Paul (2011)

paulAs an unofficial capper to the pop culture bash that has been “Shaun of the Dead,” and “Hot Fuzz,” I wish I could bring greater tidings to fans of Pegg and Frost who anxiously awaited their third foray in to another genre adventure, but as it stands “Paul” is merely an okay movie. It’s not the worst comedy of the year, but it’ll far from be remotely remembered as the supreme comedy the gentlemen Nick Frost and Simon Pegg partook in. “Paul” feels like a watered down dose of Edgar Wright fare and unfortunately without him in the equation, this third outing as a team doesn’t entirely succeed as a comedy.

Sure it manages to be abundantly cute and has some above average humor, but none of it ever translates in to raucous laughter as the previous films with Frost and Pegg. The rest is merely Spielberg fetishizing that seems to take an enormous amount of time to pay tribute to Spielberg without ever providing a logical reason for doing so. The alien character Paul is essentially just ET, except he’d rather smoke and drink and drop F bombs like it’s the end of the world rather than phone home and eat Reeses Pieces. When two UFO/Science Fiction nerds head to Area 51 after a major science fiction convention, they accidentally stumble on to Paul who’d survived a massive car crash barely evading the authorities seeking his ownership. After they meet, their friendship is uneasy and not too hilarious as you’d expect.

Pegg and Frost never opt for enough laughs and one-liners to sell this as their official third genre romp in to a beloved medium, and all of the good comedy goes to Paul. As voiced by Seth Rogen, Paul is the centerpiece of the comedy thus his personality basically outweighs any chance Pegg and Frost have at delivering comedy for their loyal fan base. And even with the hard R rating and the foul mouthed talking alien who’d rather act out male on male fellatio than say the word “gay” for the sake of comedy, “Paul” feels very lived in and worn.
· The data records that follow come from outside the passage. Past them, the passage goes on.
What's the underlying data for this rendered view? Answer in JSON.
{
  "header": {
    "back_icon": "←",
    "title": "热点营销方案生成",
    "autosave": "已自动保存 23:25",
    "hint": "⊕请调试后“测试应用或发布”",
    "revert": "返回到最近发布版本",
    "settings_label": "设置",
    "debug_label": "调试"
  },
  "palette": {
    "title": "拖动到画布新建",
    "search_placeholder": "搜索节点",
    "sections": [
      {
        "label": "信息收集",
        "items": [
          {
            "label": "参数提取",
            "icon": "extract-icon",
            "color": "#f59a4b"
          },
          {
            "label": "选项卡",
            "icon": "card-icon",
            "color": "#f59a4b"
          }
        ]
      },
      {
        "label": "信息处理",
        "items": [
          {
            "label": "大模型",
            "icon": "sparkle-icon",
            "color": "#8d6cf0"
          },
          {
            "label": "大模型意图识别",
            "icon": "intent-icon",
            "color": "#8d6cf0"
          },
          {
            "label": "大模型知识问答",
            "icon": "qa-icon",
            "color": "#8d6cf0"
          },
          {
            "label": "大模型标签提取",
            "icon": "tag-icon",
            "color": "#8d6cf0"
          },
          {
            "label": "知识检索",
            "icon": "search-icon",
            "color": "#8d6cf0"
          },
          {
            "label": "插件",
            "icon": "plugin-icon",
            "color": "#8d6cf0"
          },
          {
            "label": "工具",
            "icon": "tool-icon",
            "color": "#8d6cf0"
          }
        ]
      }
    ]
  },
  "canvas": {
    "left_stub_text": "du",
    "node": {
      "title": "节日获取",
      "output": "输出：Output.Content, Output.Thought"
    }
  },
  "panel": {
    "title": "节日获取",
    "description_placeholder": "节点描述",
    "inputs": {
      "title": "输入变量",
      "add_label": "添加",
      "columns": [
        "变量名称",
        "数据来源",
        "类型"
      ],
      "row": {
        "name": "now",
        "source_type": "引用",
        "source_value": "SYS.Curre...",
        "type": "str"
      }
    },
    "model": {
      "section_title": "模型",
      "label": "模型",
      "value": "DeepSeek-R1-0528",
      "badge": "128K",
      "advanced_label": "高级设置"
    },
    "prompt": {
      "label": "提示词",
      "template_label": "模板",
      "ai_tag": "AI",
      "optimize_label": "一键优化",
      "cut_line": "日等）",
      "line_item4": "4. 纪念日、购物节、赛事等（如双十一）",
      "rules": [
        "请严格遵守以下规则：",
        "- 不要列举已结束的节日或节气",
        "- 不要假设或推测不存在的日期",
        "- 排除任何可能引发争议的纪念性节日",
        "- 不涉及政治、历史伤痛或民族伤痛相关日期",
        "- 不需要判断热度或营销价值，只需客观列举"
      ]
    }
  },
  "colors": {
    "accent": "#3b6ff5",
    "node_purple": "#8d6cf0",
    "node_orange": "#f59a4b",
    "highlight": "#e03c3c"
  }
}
It’s almost like the director attempted to mimic the devices of pop culture love that Edgar Wright and his cohorts mastered. And instead of merely offering up a loving tribute to alien films, just insisted on detaching the pop culture celebrating from the actual plot rather than integrating it in to character motivations and situations.

Director Mottola can never seem to decide where his homages and nods to alien culture end and his story begins, thus even with the rating and countless cameos by comedic actors, there’s really nothing all too funny about this. Sure it’s clever, but clever never actually amounts to laughter when it comes to “Paul.” With director Greg Mottola at the helm and Simon Pegg and Nick Frost writing, “Paul” has a lot going for it. Unfortunately it’s not a lot of laughter or entertainment value. Granted it has clever gags, and some sharp puns, but in the end it’s pretty stale alien fare with not much originality to offer audiences.